What was AD Ray Tanner "smoking"? Likely he was choking on the fumes of the 3-alarm house fire that was SC football this season. The reason he settled on Will Muschamp? Simple - no other qualified candidate wanted this job. Given the depletion in talent, SC appears to be a multiyear rebuilding job rather than holding the promise of a quick return to glory. One thing Steve Spurrier did accomplish at SC was greatly raised expectations: not so long ago SC fans would wildly celebrate becoming bowl-eligible, but after the 3 consecutive 11-win seasons, 6 or 7 wins won't cut it anymore. As always, the climb is steep - the SEC East is on the upswing (at least Florida & Tennessee are; Georgia wait & see) - and their in-state rival Clemson has become a recruiting juggernaut & is currently ranked #1 in every poll. Regarding USC's 1st-, 2nd- or 3rd-choice head-coach candidates, there's a reason why they all decided to stay put or go elsewhere. At many of the other open jobs, there is a better prospect of success in the short-term, without the off-the-charts pressure of an SEC school to win big & win now. To any up-&-coming, hot-hire coaching prospect, taking the SC job would seem like career suicide. Will Muschamp? At least he wanted the job, & he's craving a 2nd chance. And we all know he can recruit. So all in all, considering what the options were, I'd posit that SC came out ok with this hire.

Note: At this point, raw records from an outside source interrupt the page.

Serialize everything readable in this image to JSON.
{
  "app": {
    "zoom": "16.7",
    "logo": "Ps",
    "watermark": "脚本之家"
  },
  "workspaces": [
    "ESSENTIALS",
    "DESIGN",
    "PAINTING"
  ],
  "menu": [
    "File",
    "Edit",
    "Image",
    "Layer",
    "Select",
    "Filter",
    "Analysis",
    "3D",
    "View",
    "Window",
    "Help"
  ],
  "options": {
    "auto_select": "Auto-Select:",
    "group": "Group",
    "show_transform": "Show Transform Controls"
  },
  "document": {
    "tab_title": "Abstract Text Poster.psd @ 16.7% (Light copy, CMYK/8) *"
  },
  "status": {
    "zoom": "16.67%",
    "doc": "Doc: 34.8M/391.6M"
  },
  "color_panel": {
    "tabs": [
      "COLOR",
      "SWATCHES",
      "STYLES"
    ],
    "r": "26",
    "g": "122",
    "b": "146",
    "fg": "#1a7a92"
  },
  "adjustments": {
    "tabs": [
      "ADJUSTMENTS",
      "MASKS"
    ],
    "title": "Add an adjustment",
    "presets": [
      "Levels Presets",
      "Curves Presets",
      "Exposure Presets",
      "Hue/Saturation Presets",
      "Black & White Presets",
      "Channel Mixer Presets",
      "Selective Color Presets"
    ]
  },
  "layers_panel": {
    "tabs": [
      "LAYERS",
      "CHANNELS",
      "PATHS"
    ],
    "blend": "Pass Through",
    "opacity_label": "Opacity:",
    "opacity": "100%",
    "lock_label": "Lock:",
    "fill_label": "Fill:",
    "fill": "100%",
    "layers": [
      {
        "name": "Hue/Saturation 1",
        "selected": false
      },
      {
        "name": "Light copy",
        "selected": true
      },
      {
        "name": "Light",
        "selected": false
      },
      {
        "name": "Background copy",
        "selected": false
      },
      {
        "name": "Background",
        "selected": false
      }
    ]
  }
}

One has to suspect that Will Muschamp was SC's probably 5th or 6th choice, but hey, at least he wanted the job. There are some reasons why no hot, up-&-coming coaches would take this job. In the abstract, it's always difficult to succeed a legend, but here, one particular legend has left the cupboard more-or-less bare, so there's an obvious need for an immediate talent upgrade. But for all their recruiting acumen, WM & his staff are going find the going much tougher here, at a school that does have adequate resources & fan support but has practically no winning tradition to speak of (outside of Steve Spurrier's recent success). What is more, they'll have to recruit against Dabo Swinney in-state, along with all the other southeastern powerhouses out-of-state. It's a huge uphill climb. One thing Steve Spurrier definitely accomplished during his tenure at SC was to raise expectations. It wasn't so long ago that SC fans would celebrate becoming bowl-eligible, but winning 6 or 7 games a year isn't going to satisfy this fan base anymore. This job is a multi-year rebuilding project, & I doubt that the SC fans & administration will turn out to be that patient. In this context, this job looks more like career suicide than an opportunity a coach would covet, which is why all the higher choices either stayed put or went elsewhere. The SC football program has always had a losing mojo about it, which - along with their habit of hiring big names way past their prime (from Paul Dietzel to Lou Holtz) - is why this school has long been known as the graveyard of coaches.